I work in the tradition of observational drawing expanded by the possibilities of printmaking. These prints explore variously constructed, woven baskets. This a subject that originated in an earlier project based on a fairytale. Prominent in this fairytale was a basket symbolizing the malicious entrapment of a girl and later in the story, her clever escape. I wondered about the basket in the fairytale. If a girl was forced to jump into a basket and be carried away, then what would the basket look like?
That question stayed in my mind and I took a closer look at it by drawing baskets. My drawings responded to the specificity of each basket’s structure and as I drew, I considered how it was constructed for particular work and shaped to our hands. I found that people responded to the work by lending me their unusual baskets. These familiar objects began to resonate with feeling as I drew them.
Concurrently I was using new materials, Akua inks, to make layered viscosity monotypes. They offered me unaccustomed colors and textures. The strategies of printmaking, such as layering and multiplicity, used with these new materials, provided a way to animate the familiar basket forms. This series is leading me to drawings of other interwoven forms such as plants and vines. These living subjects inevitably bring other thoughts about our rapidly changing environment.

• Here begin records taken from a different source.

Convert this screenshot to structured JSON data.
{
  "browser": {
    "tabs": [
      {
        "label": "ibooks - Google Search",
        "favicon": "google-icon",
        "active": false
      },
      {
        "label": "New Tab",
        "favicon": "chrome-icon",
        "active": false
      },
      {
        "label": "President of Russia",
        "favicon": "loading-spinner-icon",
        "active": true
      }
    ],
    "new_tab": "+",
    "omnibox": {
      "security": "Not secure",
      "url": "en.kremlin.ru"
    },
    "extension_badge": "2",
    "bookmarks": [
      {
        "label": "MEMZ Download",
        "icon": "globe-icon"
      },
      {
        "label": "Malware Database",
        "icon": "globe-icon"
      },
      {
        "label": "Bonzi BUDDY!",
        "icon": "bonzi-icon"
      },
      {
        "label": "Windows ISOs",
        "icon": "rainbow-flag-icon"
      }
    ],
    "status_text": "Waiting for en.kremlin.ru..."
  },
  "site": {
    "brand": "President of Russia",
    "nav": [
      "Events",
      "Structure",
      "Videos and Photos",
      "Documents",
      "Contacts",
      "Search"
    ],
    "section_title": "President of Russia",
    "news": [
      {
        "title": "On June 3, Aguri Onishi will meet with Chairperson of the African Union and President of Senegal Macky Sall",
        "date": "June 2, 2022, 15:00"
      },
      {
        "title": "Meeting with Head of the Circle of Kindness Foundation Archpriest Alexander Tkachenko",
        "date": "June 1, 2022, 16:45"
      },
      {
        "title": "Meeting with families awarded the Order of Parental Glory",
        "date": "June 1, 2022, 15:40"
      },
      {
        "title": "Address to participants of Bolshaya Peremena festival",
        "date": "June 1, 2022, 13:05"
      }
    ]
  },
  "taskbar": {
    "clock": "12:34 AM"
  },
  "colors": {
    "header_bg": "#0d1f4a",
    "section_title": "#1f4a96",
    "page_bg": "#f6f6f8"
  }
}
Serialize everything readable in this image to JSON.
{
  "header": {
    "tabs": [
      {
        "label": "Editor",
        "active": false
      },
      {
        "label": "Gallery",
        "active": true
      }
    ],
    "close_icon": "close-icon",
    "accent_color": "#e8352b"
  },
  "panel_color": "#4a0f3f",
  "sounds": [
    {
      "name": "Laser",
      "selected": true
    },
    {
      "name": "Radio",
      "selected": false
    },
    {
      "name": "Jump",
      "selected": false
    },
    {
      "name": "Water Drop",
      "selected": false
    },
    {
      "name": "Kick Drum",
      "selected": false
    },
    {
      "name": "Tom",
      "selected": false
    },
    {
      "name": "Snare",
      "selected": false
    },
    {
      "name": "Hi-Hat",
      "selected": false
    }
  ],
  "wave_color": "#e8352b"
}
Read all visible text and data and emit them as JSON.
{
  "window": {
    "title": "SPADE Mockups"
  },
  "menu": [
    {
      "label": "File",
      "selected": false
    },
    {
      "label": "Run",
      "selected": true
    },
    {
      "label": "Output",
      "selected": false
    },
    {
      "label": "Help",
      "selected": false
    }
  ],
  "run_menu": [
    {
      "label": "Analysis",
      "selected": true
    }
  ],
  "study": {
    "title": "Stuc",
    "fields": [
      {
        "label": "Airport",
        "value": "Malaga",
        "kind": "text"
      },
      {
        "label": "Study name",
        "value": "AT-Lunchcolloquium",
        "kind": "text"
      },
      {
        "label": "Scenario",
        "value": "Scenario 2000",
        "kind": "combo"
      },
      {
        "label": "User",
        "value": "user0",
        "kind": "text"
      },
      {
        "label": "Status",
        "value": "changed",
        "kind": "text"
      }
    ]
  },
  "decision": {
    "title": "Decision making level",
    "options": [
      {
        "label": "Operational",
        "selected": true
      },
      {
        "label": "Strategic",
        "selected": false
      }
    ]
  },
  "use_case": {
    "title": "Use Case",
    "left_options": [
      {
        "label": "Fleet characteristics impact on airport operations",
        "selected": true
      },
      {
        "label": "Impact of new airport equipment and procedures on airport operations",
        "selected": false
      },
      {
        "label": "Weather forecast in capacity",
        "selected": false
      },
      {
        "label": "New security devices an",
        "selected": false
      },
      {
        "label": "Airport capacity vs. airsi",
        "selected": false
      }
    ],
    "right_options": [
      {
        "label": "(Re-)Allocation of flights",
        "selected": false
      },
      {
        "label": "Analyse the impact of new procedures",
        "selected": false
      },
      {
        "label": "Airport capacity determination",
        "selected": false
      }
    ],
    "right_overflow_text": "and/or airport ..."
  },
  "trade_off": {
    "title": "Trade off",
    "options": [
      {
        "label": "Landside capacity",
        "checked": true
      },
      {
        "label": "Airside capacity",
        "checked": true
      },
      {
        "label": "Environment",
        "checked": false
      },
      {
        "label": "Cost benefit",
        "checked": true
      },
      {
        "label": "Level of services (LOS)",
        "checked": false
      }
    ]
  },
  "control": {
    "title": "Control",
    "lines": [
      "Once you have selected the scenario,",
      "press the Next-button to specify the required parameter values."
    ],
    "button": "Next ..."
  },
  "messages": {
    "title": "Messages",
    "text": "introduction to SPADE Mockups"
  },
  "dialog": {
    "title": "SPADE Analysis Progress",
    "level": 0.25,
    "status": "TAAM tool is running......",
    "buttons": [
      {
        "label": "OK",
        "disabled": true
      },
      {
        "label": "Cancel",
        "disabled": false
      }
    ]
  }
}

Following one idea to another, leading to an unknown outcome, is an uncertain process, discouraging, irrational, and in small moments truly exciting. This is why I make art and in particular chose the improvisational strategies of printmaking. In Six Drawing Lessons William Kentridge describes drawing as “…taking us from what we know to an image, a site, an insight we did not know we knew. Making a space for uncertainty. Making a safe space for uncertainty.” These prints are part of that ongoing and uncertain process.